To do -
Print out each entry below exactly, please.

Listed records -
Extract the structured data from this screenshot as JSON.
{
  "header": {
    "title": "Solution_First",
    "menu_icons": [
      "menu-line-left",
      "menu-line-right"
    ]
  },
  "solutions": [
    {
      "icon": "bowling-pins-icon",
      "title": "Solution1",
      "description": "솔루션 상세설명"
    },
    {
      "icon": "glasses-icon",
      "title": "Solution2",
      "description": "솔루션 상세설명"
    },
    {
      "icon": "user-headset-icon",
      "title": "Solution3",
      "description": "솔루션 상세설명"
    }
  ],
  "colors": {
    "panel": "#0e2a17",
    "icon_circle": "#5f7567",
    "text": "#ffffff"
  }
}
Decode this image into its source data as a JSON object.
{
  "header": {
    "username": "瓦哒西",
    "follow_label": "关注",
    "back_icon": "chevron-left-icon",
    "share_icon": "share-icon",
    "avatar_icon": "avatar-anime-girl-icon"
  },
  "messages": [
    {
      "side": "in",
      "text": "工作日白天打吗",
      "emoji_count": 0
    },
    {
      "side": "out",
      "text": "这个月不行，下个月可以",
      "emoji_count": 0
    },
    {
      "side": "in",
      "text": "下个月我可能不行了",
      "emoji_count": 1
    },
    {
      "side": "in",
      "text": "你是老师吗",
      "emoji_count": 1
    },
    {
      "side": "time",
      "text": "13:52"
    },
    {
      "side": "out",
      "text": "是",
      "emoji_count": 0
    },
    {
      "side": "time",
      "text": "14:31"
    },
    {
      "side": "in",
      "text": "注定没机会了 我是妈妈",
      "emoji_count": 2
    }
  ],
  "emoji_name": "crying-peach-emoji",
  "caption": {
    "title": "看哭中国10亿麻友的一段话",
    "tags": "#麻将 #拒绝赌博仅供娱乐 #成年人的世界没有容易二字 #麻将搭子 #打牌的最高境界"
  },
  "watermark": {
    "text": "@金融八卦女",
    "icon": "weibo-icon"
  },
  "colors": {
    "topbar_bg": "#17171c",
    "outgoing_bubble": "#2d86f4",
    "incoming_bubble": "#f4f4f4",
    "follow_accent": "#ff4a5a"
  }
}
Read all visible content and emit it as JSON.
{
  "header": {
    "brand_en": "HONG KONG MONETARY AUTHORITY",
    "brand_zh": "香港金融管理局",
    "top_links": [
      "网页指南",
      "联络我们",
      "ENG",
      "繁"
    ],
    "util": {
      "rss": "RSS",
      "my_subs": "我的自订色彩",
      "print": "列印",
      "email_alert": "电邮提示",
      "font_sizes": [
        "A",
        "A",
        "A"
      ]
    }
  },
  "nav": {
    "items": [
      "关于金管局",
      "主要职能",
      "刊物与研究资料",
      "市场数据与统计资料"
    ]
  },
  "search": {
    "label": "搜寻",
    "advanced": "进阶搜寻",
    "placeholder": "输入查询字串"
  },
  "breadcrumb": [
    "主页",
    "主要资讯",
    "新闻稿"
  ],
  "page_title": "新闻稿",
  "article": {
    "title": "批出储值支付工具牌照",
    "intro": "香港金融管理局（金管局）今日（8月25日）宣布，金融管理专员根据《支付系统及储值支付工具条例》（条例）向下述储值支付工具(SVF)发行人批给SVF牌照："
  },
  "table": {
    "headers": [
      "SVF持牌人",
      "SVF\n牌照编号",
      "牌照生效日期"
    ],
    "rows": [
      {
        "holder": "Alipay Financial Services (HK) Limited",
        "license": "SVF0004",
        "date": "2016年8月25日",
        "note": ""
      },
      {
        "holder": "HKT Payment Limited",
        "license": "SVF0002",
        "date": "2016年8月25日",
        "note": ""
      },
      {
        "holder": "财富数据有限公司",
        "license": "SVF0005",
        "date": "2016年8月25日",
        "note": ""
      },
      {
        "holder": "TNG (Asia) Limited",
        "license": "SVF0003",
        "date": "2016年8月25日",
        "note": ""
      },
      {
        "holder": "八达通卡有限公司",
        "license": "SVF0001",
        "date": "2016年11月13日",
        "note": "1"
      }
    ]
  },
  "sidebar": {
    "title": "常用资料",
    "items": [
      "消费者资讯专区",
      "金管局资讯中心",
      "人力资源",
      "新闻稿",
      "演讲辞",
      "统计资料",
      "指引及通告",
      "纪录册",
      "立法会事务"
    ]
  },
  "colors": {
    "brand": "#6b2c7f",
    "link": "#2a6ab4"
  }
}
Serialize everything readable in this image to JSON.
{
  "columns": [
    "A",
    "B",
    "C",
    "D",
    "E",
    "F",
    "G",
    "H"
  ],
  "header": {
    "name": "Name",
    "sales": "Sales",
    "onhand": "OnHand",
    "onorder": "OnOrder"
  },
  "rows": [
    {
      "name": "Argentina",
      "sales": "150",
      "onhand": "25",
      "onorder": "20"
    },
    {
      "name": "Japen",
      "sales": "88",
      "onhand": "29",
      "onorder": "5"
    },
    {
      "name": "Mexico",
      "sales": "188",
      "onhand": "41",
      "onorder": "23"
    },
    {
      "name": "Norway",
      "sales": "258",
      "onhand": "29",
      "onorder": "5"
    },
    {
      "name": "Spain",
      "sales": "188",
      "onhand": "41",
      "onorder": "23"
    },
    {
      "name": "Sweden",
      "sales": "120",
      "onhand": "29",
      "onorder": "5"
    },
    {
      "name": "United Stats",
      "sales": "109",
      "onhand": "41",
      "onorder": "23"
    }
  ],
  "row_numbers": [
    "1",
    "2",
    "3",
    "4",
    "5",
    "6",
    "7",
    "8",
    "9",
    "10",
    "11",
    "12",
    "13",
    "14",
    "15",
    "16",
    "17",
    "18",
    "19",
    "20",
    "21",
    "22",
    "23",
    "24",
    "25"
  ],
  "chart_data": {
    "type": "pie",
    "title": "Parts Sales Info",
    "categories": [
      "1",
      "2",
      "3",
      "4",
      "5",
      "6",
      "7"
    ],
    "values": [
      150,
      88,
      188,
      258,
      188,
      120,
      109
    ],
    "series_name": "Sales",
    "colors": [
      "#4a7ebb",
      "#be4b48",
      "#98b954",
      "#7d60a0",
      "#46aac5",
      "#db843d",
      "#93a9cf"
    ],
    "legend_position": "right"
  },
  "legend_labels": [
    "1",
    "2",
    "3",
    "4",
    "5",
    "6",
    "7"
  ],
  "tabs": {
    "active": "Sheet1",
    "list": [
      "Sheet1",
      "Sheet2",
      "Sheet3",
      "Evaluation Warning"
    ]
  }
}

Answer to this problem -
Extract the structured data from this screenshot as JSON.
{
  "header": {
    "title": "Solution_First",
    "menu_icons": [
      "menu-line-left",
      "menu-line-right"
    ]
  },
  "solutions": [
    {
      "icon": "bowling-pins-icon",
      "title": "Solution1",
      "description": "솔루션 상세설명"
    },
    {
      "icon": "glasses-icon",
      "title": "Solution2",
      "description": "솔루션 상세설명"
    },
    {
      "icon": "user-headset-icon",
      "title": "Solution3",
      "description": "솔루션 상세설명"
    }
  ],
  "colors": {
    "panel": "#0e2a17",
    "icon_circle": "#5f7567",
    "text": "#ffffff"
  }
}
Decode this image into its source data as a JSON object.
{
  "header": {
    "username": "瓦哒西",
    "follow_label": "关注",
    "back_icon": "chevron-left-icon",
    "share_icon": "share-icon",
    "avatar_icon": "avatar-anime-girl-icon"
  },
  "messages": [
    {
      "side": "in",
      "text": "工作日白天打吗",
      "emoji_count": 0
    },
    {
      "side": "out",
      "text": "这个月不行，下个月可以",
      "emoji_count": 0
    },
    {
      "side": "in",
      "text": "下个月我可能不行了",
      "emoji_count": 1
    },
    {
      "side": "in",
      "text": "你是老师吗",
      "emoji_count": 1
    },
    {
      "side": "time",
      "text": "13:52"
    },
    {
      "side": "out",
      "text": "是",
      "emoji_count": 0
    },
    {
      "side": "time",
      "text": "14:31"
    },
    {
      "side": "in",
      "text": "注定没机会了 我是妈妈",
      "emoji_count": 2
    }
  ],
  "emoji_name": "crying-peach-emoji",
  "caption": {
    "title": "看哭中国10亿麻友的一段话",
    "tags": "#麻将 #拒绝赌博仅供娱乐 #成年人的世界没有容易二字 #麻将搭子 #打牌的最高境界"
  },
  "watermark": {
    "text": "@金融八卦女",
    "icon": "weibo-icon"
  },
  "colors": {
    "topbar_bg": "#17171c",
    "outgoing_bubble": "#2d86f4",
    "incoming_bubble": "#f4f4f4",
    "follow_accent": "#ff4a5a"
  }
}
Read all visible content and emit it as JSON.
{
  "header": {
    "brand_en": "HONG KONG MONETARY AUTHORITY",
    "brand_zh": "香港金融管理局",
    "top_links": [
      "网页指南",
      "联络我们",
      "ENG",
      "繁"
    ],
    "util": {
      "rss": "RSS",
      "my_subs": "我的自订色彩",
      "print": "列印",
      "email_alert": "电邮提示",
      "font_sizes": [
        "A",
        "A",
        "A"
      ]
    }
  },
  "nav": {
    "items": [
      "关于金管局",
      "主要职能",
      "刊物与研究资料",
      "市场数据与统计资料"
    ]
  },
  "search": {
    "label": "搜寻",
    "advanced": "进阶搜寻",
    "placeholder": "输入查询字串"
  },
  "breadcrumb": [
    "主页",
    "主要资讯",
    "新闻稿"
  ],
  "page_title": "新闻稿",
  "article": {
    "title": "批出储值支付工具牌照",
    "intro": "香港金融管理局（金管局）今日（8月25日）宣布，金融管理专员根据《支付系统及储值支付工具条例》（条例）向下述储值支付工具(SVF)发行人批给SVF牌照："
  },
  "table": {
    "headers": [
      "SVF持牌人",
      "SVF\n牌照编号",
      "牌照生效日期"
    ],
    "rows": [
      {
        "holder": "Alipay Financial Services (HK) Limited",
        "license": "SVF0004",
        "date": "2016年8月25日",
        "note": ""
      },
      {
        "holder": "HKT Payment Limited",
        "license": "SVF0002",
        "date": "2016年8月25日",
        "note": ""
      },
      {
        "holder": "财富数据有限公司",
        "license": "SVF0005",
        "date": "2016年8月25日",
        "note": ""
      },
      {
        "holder": "TNG (Asia) Limited",
        "license": "SVF0003",
        "date": "2016年8月25日",
        "note": ""
      },
      {
        "holder": "八达通卡有限公司",
        "license": "SVF0001",
        "date": "2016年11月13日",
        "note": "1"
      }
    ]
  },
  "sidebar": {
    "title": "常用资料",
    "items": [
      "消费者资讯专区",
      "金管局资讯中心",
      "人力资源",
      "新闻稿",
      "演讲辞",
      "统计资料",
      "指引及通告",
      "纪录册",
      "立法会事务"
    ]
  },
  "colors": {
    "brand": "#6b2c7f",
    "link": "#2a6ab4"
  }
}
Serialize everything readable in this image to JSON.
{
  "columns": [
    "A",
    "B",
    "C",
    "D",
    "E",
    "F",
    "G",
    "H"
  ],
  "header": {
    "name": "Name",
    "sales": "Sales",
    "onhand": "OnHand",
    "onorder": "OnOrder"
  },
  "rows": [
    {
      "name": "Argentina",
      "sales": "150",
      "onhand": "25",
      "onorder": "20"
    },
    {
      "name": "Japen",
      "sales": "88",
      "onhand": "29",
      "onorder": "5"
    },
    {
      "name": "Mexico",
      "sales": "188",
      "onhand": "41",
      "onorder": "23"
    },
    {
      "name": "Norway",
      "sales": "258",
      "onhand": "29",
      "onorder": "5"
    },
    {
      "name": "Spain",
      "sales": "188",
      "onhand": "41",
      "onorder": "23"
    },
    {
      "name": "Sweden",
      "sales": "120",
      "onhand": "29",
      "onorder": "5"
    },
    {
      "name": "United Stats",
      "sales": "109",
      "onhand": "41",
      "onorder": "23"
    }
  ],
  "row_numbers": [
    "1",
    "2",
    "3",
    "4",
    "5",
    "6",
    "7",
    "8",
    "9",
    "10",
    "11",
    "12",
    "13",
    "14",
    "15",
    "16",
    "17",
    "18",
    "19",
    "20",
    "21",
    "22",
    "23",
    "24",
    "25"
  ],
  "chart_data": {
    "type": "pie",
    "title": "Parts Sales Info",
    "categories": [
      "1",
      "2",
      "3",
      "4",
      "5",
      "6",
      "7"
    ],
    "values": [
      150,
      88,
      188,
      258,
      188,
      120,
      109
    ],
    "series_name": "Sales",
    "colors": [
      "#4a7ebb",
      "#be4b48",
      "#98b954",
      "#7d60a0",
      "#46aac5",
      "#db843d",
      "#93a9cf"
    ],
    "legend_position": "right"
  },
  "legend_labels": [
    "1",
    "2",
    "3",
    "4",
    "5",
    "6",
    "7"
  ],
  "tabs": {
    "active": "Sheet1",
    "list": [
      "Sheet1",
      "Sheet2",
      "Sheet3",
      "Evaluation Warning"
    ]
  }
}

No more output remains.